• _WHAT YOU WILL DO_:
Look through the entries that follow and return each line that has the string "servers".

• _Records from a collection_:
☆ ☆ ☆

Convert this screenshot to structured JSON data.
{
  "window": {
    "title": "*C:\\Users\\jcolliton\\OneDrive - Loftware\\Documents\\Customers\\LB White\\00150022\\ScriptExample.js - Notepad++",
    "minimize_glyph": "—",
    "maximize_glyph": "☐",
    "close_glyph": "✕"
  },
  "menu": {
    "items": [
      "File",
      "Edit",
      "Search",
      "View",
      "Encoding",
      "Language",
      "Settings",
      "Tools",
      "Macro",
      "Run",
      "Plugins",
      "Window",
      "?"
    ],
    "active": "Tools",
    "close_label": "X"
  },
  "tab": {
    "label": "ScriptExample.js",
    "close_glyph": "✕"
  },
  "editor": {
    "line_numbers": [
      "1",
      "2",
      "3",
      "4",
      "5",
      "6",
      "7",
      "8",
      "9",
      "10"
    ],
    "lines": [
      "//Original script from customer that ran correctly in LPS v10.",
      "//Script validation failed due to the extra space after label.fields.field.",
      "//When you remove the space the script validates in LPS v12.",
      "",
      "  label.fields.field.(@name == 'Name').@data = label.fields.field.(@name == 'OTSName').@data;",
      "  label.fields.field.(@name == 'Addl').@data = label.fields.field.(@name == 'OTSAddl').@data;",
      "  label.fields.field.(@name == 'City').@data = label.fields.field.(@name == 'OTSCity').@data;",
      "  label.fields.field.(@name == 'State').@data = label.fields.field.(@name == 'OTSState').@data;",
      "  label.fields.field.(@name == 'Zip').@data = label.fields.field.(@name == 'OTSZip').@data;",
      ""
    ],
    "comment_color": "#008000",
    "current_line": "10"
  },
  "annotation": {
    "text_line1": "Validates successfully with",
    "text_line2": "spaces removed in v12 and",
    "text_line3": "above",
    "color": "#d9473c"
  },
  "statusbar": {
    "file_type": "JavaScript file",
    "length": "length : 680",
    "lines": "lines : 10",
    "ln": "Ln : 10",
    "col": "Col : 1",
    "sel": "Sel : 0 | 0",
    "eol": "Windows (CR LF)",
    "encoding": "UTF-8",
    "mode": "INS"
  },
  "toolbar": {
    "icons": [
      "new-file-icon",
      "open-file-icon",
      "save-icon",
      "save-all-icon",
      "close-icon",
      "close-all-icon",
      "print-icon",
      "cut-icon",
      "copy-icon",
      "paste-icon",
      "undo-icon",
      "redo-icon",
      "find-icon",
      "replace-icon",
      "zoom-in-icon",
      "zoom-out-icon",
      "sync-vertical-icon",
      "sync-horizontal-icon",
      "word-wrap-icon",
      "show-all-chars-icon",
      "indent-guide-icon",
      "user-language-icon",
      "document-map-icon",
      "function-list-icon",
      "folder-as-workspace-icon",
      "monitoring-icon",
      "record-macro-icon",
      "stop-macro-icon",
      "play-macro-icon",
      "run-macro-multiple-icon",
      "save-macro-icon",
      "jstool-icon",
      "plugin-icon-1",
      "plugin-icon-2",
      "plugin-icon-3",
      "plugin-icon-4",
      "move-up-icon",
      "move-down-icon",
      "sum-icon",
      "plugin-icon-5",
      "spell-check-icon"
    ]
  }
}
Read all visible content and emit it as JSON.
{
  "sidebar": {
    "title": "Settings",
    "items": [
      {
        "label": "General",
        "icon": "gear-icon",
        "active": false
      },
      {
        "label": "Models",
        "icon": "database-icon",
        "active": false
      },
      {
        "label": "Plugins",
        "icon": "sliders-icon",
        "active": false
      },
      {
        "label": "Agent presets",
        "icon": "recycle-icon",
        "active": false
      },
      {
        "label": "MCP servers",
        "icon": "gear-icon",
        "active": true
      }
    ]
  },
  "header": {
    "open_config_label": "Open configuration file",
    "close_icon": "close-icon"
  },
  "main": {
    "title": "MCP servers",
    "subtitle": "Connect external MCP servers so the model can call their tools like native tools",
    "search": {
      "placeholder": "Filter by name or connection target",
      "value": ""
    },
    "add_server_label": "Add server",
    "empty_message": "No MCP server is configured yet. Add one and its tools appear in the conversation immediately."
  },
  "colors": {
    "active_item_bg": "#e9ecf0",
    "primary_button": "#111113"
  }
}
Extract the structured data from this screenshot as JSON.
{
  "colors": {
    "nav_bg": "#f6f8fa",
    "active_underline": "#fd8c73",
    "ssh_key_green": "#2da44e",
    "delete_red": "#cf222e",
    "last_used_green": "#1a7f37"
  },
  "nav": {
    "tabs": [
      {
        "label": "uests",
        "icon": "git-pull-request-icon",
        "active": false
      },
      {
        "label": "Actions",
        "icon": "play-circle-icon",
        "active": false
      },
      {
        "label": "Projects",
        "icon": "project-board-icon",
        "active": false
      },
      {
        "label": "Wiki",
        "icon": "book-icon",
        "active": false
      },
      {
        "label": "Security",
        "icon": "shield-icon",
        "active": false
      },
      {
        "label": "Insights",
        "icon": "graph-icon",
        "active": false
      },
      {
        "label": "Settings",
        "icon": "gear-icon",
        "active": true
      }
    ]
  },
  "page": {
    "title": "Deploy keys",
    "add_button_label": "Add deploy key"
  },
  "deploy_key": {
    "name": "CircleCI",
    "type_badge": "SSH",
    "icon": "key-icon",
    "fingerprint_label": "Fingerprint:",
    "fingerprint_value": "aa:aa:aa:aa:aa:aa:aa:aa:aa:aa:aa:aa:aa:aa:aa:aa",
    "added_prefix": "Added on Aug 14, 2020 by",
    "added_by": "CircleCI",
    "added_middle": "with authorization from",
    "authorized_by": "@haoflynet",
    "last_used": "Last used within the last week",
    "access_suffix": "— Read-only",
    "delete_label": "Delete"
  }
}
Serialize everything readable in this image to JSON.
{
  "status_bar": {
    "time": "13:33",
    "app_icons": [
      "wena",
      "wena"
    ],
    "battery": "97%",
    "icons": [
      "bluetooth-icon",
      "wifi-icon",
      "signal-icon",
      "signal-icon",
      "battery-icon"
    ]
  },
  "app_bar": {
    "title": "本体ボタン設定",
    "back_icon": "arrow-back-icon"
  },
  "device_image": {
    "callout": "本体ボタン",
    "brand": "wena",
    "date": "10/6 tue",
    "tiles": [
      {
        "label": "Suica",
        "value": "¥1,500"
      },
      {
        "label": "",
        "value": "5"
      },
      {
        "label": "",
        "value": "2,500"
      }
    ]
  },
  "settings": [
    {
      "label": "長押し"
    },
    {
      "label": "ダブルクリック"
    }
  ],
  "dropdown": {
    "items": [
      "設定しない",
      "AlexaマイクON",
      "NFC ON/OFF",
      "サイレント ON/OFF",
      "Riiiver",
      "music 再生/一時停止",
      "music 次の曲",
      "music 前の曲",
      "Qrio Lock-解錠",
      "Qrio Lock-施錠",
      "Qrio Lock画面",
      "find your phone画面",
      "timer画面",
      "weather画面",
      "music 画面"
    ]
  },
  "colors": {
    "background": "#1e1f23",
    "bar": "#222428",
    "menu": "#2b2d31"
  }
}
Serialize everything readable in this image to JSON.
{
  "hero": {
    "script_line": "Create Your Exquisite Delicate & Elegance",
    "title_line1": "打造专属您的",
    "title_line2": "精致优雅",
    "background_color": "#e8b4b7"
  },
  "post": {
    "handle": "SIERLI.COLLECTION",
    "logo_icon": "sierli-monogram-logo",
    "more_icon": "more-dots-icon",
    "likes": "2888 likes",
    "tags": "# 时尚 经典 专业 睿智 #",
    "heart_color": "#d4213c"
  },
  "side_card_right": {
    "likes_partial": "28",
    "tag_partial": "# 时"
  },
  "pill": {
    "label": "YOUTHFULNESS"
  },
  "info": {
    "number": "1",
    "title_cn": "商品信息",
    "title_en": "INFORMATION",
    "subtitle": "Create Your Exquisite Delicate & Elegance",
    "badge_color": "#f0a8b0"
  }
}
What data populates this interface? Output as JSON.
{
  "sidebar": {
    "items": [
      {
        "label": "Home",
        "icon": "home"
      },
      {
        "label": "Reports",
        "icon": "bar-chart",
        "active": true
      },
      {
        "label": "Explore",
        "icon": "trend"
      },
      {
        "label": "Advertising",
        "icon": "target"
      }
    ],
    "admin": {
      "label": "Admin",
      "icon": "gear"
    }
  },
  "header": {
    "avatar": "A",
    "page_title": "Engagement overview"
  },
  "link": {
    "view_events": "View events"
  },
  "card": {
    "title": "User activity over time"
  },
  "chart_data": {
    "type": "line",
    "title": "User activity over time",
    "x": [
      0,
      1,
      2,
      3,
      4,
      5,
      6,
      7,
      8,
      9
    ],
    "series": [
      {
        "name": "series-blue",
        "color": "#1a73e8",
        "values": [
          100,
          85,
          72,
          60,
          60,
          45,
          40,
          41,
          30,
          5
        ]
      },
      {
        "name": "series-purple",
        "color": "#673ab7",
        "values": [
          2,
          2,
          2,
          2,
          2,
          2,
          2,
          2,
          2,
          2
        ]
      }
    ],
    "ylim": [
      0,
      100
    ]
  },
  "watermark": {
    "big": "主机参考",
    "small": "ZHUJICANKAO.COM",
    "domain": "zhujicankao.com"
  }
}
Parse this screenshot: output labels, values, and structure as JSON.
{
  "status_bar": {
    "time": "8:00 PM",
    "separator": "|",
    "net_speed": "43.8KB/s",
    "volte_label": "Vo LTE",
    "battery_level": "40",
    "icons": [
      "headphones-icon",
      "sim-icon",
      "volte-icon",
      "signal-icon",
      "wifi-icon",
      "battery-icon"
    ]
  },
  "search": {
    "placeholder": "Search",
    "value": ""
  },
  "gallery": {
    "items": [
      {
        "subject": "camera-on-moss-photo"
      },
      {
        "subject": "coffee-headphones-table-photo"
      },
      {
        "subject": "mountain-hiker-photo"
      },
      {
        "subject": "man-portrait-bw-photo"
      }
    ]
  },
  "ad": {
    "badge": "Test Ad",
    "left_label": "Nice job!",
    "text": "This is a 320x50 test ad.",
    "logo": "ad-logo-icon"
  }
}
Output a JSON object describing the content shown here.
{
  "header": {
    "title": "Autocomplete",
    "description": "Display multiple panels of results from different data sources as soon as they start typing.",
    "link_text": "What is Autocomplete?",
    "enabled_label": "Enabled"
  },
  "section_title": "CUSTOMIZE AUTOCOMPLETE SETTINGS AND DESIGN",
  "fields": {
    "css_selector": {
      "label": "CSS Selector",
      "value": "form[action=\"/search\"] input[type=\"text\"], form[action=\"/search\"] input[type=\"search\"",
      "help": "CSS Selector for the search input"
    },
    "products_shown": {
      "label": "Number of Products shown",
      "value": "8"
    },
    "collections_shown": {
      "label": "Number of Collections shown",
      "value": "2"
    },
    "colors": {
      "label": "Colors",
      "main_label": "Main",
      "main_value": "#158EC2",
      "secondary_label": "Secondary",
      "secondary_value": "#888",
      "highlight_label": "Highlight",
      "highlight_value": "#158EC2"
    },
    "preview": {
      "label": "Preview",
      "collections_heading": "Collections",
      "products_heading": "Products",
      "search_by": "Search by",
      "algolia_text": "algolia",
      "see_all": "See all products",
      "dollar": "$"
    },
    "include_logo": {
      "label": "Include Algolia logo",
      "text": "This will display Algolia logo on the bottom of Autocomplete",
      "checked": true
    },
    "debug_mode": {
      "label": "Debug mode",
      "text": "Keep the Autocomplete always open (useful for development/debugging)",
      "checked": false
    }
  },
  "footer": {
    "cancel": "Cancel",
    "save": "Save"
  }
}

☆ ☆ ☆

• _OUTPUT FOR THIS EXERCISE_:
        "label": "MCP servers",
    "title": "MCP servers",
    "subtitle": "Connect external MCP servers so the model can call their tools like native tools",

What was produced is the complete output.